You’re listening to Direct Colors Podcast Episode 14 – Care and Maintenance for Concrete Countertop Sealers. If this is your first time listening, then thanks for joining us. Our customers often ask us how they can best take care of their concrete countertop sealers and keep them looking great. We’ve given some thought to this question and here to tell us more is Direct Colors General Manager, Shawna Turner.
Amie Nolen: I’m Amie Nolen and today we’re talking with Direct Colors General Manager, Shawna Turner about caring for and maintaining concrete countertop sealers. Welcome Shawna.
Shawna Turner: Thank you.
So what’s the most common damage to countertop sealers after application?
ST: It has to be placing hot pans either directly out of the oven or off the stove onto the countertop surface, Amie. Excessive heat can do some serious damage to a countertop. While we always recommend exercising a reasonable caution while using sealed countertops, placing hot pans straight out of the oven directly on the surface is an absolute no go. We received photos from a customer as few years ago of epoxy sealer damage and it was major. In this case, the countertop was sealed using our 100% epoxy and 500 polyurethane sealers for an outdoor kitchen next to a pizza oven. In the first place, epoxy coatings should not be used outside because they will yellow with extended exposure to sunlight and they typically do not handle extremely cold temperatures well. Secondly and most importantly, the customer removed his steaming hot pizza pie pans from the oven and slid them across the countertop surface. Eventually the coating melted and the damage in the photos occurred. The solution was to strip off the sealer, re-seal and never put hot metal pans on the countertop again.
Wow. I hope that’s not a common occurrence. How do you know what the best sealer is for your particular project?
ST: I think where a countertop will be located and how it will be used is most important in making a decision. Outdoor kitchen countertops need durable, chemically resistant surfaces so I generally recommend the 500 Solvent Based Polyurethane. Indoor countertops, especially in the kitchen, should probably be sealed using a water-based polyurethane unless the home is under construction. Water based products have very little odor and that’s a big issue if you’re living in a home or are applying the product in confined spaces such as a bathroom.
What about people who want to use an epoxy or metallic epoxy? Where could that sealer be used?
ST: Epoxy sealer offers a deep, glossy finish for indoor countertops. If you’re looking for that, you won’t be happy with anything else.
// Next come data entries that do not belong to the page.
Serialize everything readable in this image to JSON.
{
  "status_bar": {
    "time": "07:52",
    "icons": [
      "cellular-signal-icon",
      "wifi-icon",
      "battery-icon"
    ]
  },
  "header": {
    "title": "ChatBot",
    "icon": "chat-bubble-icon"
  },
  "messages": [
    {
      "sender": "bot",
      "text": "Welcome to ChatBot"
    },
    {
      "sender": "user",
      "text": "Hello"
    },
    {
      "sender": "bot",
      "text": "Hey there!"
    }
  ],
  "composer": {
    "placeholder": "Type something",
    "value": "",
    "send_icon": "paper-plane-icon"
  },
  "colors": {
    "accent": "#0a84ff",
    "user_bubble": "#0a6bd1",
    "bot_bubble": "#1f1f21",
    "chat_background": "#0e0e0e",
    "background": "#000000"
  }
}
As long as the epoxy coating with or without metallic pigment, isn’t in a full sun location in the home, there’s nothing wrong with applying an epoxy finish on a kitchen or bathroom top. I would suggest top coating it with a solvent based polyurethane if possible. Polyurethanes are a more durable coating overall.
Any other recommendations for keeping your countertops looking their best longer?
ST: Absolutely. We put together a little checklist for what not to do with your countertop that I think is super helpful to keep in mind. First, is to never place oven or stove hot pans directly on the countertop surface. Potholders will prevent damage from occurring in most cases. I’m sure this will come as no surprise given my earlier remarks. Second, avoid dropping objects from a great height on to the countertop surface. Dropping items can cause chipping or cracking if the object is heavy or sharp. I realize people don’t often do this on purpose but regardless, it will damage the finish. Third, don’t use harsh cleaning chemicals. Strong chemicals can cause sealer discoloration and flaking. A mild dish washing soap will most always do a more than adequate job cleaning countertops. The temptation is to use anti-bacterial cleaners and the like in the kitchen but they’re often unnecessary and will cause permanent damage to the countertop. Finally, use a cutting board not your countertop. For best results, cut nothing on the surface of your countertop. Sound, practical advice for sure. At the end of day, wear and tear for a sealer over time is normal. Nothing lasts forever but careful use of a polyurethane sealed countertop will yield 5-7 years of use before it would be ready for a scuff, clean and re-coating.
AN: Thanks for the sage words of wisdom on how to get the most out your concrete countertop sealers. For more information on how to prevent damage to countertop sealer, visit our decorative concrete design blog. If you have questions, call one of our expert technicians at 877-255-2656 and we’ll help you select the best products and technique for your needs. If you prefer email, send in a free online design consultation and we’ll get back to you within 24-48 hours.
Direct Colors DIY Home Improvement podcasts are produced twice monthly for your enjoyment and show notes can be found at directcolors.com/listen. Feel free to add the podcast to your favorite RSS feed. You can also follow us on Twitter, Facebook, Google+ , YouTube and Instagram. Thanks again for joining us!